Stephan: The foundation of all of our high-risk management is the community health worker. They live in the community. They're field-based. They're very effective at finding these individuals and engaging them because they develop rapport quickly. If Spanish is your first language, it's going to be the community health worker’s first language as well. Trust is key. They address the social determinants of health. They address social isolation. Then they bring in the nurse practitioner. We don't lead with the medical stuff, even though it needs to be addressed. But that's not the driver of why the wheels came off. It's all those other elements, so we have to address that first. That's our philosophy, and that's our operation. Then the nurse practitioner comes in and helps you manage your diabetes and medication management and referrals or wound care — all these sorts of things that need to be stabilized and organized. We take the reins of care delivery in that sense. We stabilize them and repatriate them to a usual source of care. The third person on the team is the chaplain. They are very skilled at having leading discussions around family meetings and what's Dad's prognosis and palliative care. Behavioral health is another big factor. There's plenty of shame and guilt and misunderstanding about what a behavioral health diagnosis is, so the chaplains are facilitators, and they're advocates for people.

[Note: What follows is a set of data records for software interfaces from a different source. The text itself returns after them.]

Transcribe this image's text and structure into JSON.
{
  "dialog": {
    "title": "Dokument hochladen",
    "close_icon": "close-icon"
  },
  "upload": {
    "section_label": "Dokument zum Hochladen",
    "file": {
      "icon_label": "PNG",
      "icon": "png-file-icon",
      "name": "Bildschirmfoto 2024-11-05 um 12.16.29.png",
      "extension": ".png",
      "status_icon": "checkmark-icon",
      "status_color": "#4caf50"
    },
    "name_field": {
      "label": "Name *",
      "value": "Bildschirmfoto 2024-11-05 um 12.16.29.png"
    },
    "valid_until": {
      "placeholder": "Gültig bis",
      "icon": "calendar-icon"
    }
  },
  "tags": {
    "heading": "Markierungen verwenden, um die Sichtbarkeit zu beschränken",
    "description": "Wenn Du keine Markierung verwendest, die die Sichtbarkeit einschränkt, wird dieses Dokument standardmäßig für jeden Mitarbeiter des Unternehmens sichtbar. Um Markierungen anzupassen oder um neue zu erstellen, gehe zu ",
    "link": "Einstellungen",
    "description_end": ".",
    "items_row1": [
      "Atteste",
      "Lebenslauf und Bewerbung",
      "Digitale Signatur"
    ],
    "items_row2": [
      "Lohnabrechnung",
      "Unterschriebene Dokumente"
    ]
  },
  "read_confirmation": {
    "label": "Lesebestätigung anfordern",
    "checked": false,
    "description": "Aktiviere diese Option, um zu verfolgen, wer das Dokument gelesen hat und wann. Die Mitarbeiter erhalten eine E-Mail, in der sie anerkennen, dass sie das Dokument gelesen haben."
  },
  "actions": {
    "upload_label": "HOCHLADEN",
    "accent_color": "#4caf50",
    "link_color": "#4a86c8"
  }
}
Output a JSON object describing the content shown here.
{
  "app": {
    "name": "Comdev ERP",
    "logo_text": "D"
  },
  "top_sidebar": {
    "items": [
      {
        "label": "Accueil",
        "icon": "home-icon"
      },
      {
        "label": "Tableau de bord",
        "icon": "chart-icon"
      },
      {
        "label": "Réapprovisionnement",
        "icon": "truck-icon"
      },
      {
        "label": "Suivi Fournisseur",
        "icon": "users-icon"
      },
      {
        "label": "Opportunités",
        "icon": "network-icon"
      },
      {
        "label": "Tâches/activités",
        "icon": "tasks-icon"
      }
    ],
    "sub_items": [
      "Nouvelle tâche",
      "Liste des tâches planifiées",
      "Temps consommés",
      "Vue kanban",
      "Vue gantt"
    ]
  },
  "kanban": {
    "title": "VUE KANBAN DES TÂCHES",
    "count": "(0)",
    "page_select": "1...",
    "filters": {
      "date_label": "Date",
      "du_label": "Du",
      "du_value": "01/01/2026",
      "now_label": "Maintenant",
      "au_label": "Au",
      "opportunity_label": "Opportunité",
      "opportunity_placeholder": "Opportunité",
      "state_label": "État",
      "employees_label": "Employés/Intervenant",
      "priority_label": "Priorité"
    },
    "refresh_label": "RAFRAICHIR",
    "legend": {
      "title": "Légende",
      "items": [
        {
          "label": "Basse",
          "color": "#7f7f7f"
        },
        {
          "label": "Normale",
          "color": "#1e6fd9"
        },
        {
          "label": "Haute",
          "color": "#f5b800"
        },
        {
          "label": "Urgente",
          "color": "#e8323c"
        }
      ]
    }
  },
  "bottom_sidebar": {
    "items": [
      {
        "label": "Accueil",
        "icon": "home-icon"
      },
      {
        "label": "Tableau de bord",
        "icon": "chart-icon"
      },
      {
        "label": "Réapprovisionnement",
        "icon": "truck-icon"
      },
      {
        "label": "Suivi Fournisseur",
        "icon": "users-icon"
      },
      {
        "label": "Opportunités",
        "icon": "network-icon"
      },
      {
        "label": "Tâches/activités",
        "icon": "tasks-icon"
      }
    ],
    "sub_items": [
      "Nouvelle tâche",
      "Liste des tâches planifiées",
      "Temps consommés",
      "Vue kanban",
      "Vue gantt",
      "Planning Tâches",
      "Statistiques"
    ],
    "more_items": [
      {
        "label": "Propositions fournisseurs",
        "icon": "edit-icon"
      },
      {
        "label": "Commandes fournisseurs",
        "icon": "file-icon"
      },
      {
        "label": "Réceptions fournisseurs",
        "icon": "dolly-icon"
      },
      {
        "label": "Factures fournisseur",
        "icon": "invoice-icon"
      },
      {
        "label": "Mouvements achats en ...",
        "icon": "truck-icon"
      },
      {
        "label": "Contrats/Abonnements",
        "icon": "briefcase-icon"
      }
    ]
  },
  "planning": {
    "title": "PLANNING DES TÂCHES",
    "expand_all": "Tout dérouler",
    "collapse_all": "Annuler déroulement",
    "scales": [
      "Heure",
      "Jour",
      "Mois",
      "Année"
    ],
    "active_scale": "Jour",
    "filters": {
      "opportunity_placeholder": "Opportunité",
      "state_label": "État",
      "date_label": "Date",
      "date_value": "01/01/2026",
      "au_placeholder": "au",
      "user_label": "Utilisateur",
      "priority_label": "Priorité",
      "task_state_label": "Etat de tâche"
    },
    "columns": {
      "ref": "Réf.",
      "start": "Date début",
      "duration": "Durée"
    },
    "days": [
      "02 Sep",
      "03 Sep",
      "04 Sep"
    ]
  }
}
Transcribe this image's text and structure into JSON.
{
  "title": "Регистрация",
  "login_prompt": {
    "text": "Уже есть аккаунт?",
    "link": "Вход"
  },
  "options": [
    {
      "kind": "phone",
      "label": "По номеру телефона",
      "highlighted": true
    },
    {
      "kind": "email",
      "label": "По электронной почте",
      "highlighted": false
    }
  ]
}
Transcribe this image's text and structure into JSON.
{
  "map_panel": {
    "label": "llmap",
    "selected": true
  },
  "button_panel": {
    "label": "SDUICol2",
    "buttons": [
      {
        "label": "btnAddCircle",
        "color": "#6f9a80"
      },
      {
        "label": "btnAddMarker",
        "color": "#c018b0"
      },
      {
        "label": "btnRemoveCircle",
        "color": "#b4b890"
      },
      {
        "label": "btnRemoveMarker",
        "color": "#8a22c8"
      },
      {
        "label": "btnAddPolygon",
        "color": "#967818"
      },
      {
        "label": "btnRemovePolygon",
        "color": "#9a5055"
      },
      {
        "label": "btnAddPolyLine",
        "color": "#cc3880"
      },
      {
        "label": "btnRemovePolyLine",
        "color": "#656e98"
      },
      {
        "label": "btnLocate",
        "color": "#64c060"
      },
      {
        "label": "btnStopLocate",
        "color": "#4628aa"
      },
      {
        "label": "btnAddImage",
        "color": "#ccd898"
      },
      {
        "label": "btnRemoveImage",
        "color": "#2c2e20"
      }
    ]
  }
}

HCI: Was there anything that that you saw or learned in the pilot that made you make adjustments to the program went live with it?
Stephan: Number one is we lead the engagement with the community health worker. Cold-calling people and saying, ‘I'm here to help you and I'd like to enter your home’ is a tough sales pitch. The community health worker is for us much more effective and the engagement rate is higher. The trust is established early. And that's been a big learning. The other is we pivoted away from more traditional care management with licensed nurses and social workers. Because we found we had a lot of efficiency and effectiveness with the community health workers. They obviously cannot do everything that a nurse or a social worker can do, but the main barrier is not disease education as much as problem-solving, getting you needed resources. Programmatically we make referrals to the health plans’ care management, because they have care management for cancer, and high-risk pregnancy programs. We don't want to reproduce what health plans already do. We've decided our role is to stay close to the care delivery and the network and we find that that's where we're most effective and can drive better outcomes.
HCI: What kind of impact is the Medicaid redetermination issue having?
Stephan: It is a challenge. And I don't think all of the repercussions have fully played out by any means, but we're managing.
HCI: Is there anything else you'd like to see CMS do differently?
Stephan: Regarding the APM movement, there are many challenges there for sure, but what I guess I would say if the government called me is, ‘Don't blink. Keep moving.’ It's hard. There's no doubt about it. It's not a magic wand. It's not going to be overnight, but it really allows an opportunity for primary care providers, who are the low end of the totem pole in a fee-for-service paradigm. This is one of their key opportunities to actually keep their practice alive, to be honest, because fee for service isn't bringing more clinicians into primary care.